To make an appointment at one of our four conveniently-located offices, call 860-BALLOON today. Food is one of the great pleasures of life; you deserve to enjoy it without anxiety.

For more information on food allergies, download the National Institution of Allergies and Infectious Diseases helpful guide for families.   

For more information on all things sinus and allergies, visit the CT Sinus website and blog.

Recognizing Anaphylactic Shock

Anaphylactic Shock

Anaphylactic shock is a life-threatening allergic reaction that begins with our immune system. It occurs when our bodies release an antibody called Immunoglobulin E in an attempt to fight it off what it recognizes as a potentially dangerous allergen. This antibody triggers specific reactions in the body that translate to the common symptoms of anaphylactic symptoms. Mayo Clinic lists the symptoms as:

  • Wheezing or difficulty breathing or wheezing (due to a swollen tongue or throat)
  • Facial swelling
  • Nausea, vomiting, diarrhea
  • Dizziness or fainting
  • Weak and rapid pulse
  • Sensation of a lump in your throat
  • Shock

What causes anaphylactic shock?

Knowing what can trigger anaphylaxis is extremely important for you and everyone around you. These include:

  • Dairy (milk, cheese, eggs, etc.)
  • Nuts (including tree nuts)
  • Shellfish (lobster, crab, shrimp, etc.)
  • Seeds (sesame, etc.)
  • Stings (bee, wasp, etc.)
  • Medications (penicillin, etc.)

It is also important to mention that, according to Webmd, “exercise can trigger anaphylaxis if the activity occurs after eating allergy-provoking food” and “pollens and other inhaled allergens (allergy-causing substances) rarely cause anaphylaxis.”

How Do I Treat It?

If you or someone you know is experiencing anaphylactic shock, seek medical help immediately. Anyone who knows they have a serious allergy, should always carry epinephrine, usually in the form of an EpiPen. Epinephrine is adrenaline that, when injected through the outer thigh and into the muscle, can reverse anaphylaxis and keep the heart beating. Once the medication is administered, immediate medical care is still necessary.

Doctors are best informed on how to treat such maladies, and if you have had a reaction, even a milder one, it is important to discuss it with them. After that, it’s best to just avoid your allergens altogether if possible.

Because it is possible to develop a life-threatening allergy at any time in your life, it is imperative to understand what to do in a case of anaphylactic shock. Remember, though, that an allergy isn’t the end of the world as long as you educate yourself on the symptoms and take the correct precautionary steps in order keep safe.

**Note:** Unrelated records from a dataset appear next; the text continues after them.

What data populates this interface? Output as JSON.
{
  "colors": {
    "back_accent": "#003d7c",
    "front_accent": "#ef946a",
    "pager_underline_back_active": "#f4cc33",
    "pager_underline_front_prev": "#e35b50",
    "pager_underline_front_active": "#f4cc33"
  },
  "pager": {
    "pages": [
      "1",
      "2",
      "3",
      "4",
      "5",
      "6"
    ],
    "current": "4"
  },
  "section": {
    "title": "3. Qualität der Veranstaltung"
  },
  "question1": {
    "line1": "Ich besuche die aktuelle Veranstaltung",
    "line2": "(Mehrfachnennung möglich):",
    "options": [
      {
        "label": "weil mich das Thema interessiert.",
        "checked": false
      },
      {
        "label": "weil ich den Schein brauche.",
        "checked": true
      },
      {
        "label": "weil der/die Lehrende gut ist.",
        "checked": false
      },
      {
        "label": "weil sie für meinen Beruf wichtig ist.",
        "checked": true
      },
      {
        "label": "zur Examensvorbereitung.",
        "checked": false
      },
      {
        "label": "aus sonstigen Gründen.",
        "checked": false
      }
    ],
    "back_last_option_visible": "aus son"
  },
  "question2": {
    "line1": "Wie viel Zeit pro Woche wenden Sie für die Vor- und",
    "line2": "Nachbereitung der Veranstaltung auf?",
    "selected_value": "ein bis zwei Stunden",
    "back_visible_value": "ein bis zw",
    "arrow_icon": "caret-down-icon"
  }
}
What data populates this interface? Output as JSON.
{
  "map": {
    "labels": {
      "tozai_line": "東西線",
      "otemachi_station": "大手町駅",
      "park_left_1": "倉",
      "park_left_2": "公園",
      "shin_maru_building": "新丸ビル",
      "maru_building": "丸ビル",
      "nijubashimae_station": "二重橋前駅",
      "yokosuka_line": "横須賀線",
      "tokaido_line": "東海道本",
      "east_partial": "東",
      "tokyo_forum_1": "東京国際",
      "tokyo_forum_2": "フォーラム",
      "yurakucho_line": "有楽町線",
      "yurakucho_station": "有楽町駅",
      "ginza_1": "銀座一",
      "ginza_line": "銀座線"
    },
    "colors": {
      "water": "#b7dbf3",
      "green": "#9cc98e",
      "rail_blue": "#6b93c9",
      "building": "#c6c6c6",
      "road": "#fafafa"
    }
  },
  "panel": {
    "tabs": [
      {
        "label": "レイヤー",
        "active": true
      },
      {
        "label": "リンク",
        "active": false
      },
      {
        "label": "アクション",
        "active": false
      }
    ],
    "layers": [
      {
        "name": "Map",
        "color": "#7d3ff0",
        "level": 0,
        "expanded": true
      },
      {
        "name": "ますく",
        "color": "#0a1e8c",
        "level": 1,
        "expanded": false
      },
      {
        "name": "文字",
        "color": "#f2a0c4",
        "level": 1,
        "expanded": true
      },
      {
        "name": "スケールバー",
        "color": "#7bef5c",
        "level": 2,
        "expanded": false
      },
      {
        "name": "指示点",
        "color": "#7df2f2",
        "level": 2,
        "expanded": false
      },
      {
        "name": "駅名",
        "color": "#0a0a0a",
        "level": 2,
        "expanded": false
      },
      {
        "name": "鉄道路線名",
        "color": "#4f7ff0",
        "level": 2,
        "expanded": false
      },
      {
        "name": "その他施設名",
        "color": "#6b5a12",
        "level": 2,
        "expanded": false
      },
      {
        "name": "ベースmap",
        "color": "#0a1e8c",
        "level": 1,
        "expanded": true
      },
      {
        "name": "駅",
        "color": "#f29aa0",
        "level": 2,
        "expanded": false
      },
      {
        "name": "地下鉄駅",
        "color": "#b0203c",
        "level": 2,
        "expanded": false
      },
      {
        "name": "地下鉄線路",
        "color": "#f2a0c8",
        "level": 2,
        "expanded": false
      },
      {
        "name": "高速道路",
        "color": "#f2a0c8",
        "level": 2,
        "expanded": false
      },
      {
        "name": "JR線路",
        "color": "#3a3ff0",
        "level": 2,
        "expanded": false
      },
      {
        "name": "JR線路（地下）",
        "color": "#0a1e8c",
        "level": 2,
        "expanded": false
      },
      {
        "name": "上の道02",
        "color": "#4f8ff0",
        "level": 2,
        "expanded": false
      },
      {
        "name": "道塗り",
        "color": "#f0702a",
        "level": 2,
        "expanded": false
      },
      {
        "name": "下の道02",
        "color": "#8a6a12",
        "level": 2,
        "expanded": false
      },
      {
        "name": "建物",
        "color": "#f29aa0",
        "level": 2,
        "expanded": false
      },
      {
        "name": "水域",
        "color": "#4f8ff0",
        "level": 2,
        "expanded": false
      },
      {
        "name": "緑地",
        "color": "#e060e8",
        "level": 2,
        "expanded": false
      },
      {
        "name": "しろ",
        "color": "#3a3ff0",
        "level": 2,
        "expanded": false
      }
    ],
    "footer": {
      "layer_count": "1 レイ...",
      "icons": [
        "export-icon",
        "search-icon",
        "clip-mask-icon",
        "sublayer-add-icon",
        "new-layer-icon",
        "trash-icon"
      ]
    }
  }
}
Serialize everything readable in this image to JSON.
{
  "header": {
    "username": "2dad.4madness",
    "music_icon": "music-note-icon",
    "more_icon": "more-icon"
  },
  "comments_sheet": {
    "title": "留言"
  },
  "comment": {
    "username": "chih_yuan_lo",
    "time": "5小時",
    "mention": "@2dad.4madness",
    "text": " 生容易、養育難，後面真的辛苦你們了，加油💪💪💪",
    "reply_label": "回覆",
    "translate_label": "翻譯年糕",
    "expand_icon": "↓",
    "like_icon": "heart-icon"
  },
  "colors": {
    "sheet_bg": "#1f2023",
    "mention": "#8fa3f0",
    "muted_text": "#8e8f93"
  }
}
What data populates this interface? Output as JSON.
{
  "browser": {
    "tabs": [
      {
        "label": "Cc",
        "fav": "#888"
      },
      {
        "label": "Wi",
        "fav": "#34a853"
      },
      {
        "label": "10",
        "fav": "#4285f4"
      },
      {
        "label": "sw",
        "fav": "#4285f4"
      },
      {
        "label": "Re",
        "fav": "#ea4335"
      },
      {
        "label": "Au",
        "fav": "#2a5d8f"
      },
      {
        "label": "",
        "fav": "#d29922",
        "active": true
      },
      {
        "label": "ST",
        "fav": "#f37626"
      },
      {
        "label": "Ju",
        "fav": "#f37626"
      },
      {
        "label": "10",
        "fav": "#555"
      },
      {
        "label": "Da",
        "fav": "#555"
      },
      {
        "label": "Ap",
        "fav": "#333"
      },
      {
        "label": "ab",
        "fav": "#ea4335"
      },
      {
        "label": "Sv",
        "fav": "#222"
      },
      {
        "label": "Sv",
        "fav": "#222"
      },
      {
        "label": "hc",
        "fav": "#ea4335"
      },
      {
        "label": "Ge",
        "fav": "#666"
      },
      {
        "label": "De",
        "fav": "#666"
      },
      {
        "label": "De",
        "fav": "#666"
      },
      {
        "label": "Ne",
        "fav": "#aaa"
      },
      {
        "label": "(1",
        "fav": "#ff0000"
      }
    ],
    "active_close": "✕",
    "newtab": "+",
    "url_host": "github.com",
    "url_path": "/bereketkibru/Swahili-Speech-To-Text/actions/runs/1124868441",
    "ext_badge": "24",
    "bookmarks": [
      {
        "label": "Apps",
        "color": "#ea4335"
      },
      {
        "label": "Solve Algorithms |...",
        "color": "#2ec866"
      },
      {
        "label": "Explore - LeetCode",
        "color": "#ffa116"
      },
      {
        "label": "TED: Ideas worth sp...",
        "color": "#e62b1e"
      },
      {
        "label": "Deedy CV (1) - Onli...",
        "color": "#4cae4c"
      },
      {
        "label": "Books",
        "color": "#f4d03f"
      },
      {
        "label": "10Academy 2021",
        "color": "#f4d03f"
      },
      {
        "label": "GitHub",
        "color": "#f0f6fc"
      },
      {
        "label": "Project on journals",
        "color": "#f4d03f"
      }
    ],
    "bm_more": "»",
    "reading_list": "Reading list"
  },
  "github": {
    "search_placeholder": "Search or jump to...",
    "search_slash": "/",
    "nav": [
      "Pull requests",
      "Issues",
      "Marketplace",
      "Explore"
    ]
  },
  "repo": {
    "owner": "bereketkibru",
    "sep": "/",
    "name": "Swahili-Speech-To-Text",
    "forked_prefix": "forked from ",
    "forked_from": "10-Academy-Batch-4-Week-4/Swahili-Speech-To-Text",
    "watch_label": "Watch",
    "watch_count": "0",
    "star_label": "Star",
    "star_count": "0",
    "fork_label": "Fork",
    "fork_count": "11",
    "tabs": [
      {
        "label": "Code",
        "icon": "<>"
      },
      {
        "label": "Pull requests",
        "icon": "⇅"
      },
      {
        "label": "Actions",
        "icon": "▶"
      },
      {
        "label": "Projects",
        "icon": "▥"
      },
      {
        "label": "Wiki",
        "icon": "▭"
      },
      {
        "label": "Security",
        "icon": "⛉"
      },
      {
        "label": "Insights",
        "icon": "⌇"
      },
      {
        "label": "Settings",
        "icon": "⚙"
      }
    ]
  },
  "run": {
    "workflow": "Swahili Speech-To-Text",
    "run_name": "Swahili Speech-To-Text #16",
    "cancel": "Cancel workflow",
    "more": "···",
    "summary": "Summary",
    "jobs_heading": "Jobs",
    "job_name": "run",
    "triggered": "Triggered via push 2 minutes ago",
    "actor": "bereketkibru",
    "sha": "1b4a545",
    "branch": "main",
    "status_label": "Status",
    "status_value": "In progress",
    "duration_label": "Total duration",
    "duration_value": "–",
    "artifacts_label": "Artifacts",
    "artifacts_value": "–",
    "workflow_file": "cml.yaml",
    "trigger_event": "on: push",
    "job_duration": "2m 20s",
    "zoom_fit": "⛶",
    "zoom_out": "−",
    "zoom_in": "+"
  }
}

For more information on all things sinus and allergy, visit the CT Sinus Center website and take a look at our blog.